What you have to do:
Without the pictures, give the listing below again exactly.

Provided information:
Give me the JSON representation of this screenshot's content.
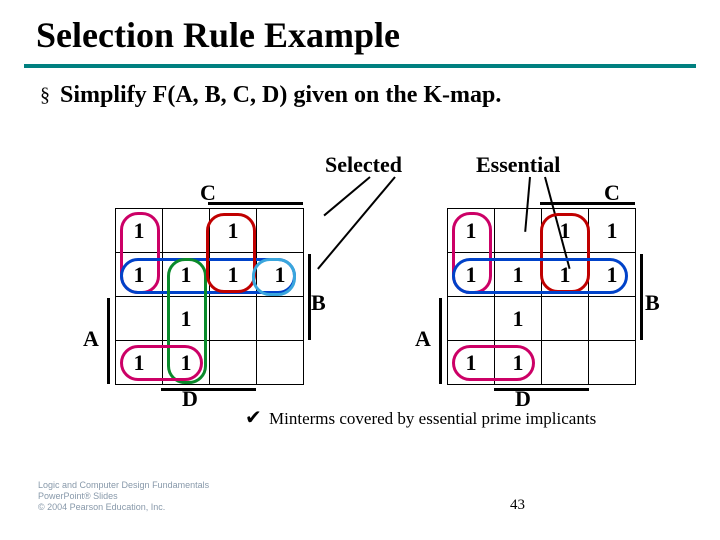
{
  "title": "Selection Rule Example",
  "bullet": {
    "glyph": "§",
    "text": "Simplify F(A, B, C, D) given on the K-map."
  },
  "labels": {
    "selected": "Selected",
    "essential": "Essential",
    "A": "A",
    "B": "B",
    "C": "C",
    "D": "D"
  },
  "kmap_left": [
    [
      "1",
      "",
      "1",
      ""
    ],
    [
      "1",
      "1",
      "1",
      "1"
    ],
    [
      "",
      "1",
      "",
      ""
    ],
    [
      "1",
      "1",
      "",
      ""
    ]
  ],
  "kmap_right": [
    [
      "1",
      "",
      "1",
      "1"
    ],
    [
      "1",
      "1",
      "1",
      "1"
    ],
    [
      "",
      "1",
      "",
      ""
    ],
    [
      "1",
      "1",
      "",
      ""
    ]
  ],
  "footer": {
    "check": "✔",
    "text": "Minterms covered by essential prime implicants"
  },
  "page_number": "43",
  "copyright": {
    "line1": "Logic and Computer Design Fundamentals",
    "line2": "PowerPoint® Slides",
    "line3": "© 2004 Pearson Education, Inc."
  }
}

Task response:
Give me the JSON representation of this screenshot's content.
{
  "title": "Selection Rule Example",
  "bullet": {
    "glyph": "§",
    "text": "Simplify F(A, B, C, D) given on the K-map."
  },
  "labels": {
    "selected": "Selected",
    "essential": "Essential",
    "A": "A",
    "B": "B",
    "C": "C",
    "D": "D"
  },
  "kmap_left": [
    [
      "1",
      "",
      "1",
      ""
    ],
    [
      "1",
      "1",
      "1",
      "1"
    ],
    [
      "",
      "1",
      "",
      ""
    ],
    [
      "1",
      "1",
      "",
      ""
    ]
  ],
  "kmap_right": [
    [
      "1",
      "",
      "1",
      "1"
    ],
    [
      "1",
      "1",
      "1",
      "1"
    ],
    [
      "",
      "1",
      "",
      ""
    ],
    [
      "1",
      "1",
      "",
      ""
    ]
  ],
  "footer": {
    "check": "✔",
    "text": "Minterms covered by essential prime implicants"
  },
  "page_number": "43",
  "copyright": {
    "line1": "Logic and Computer Design Fundamentals",
    "line2": "PowerPoint® Slides",
    "line3": "© 2004 Pearson Education, Inc."
  }
}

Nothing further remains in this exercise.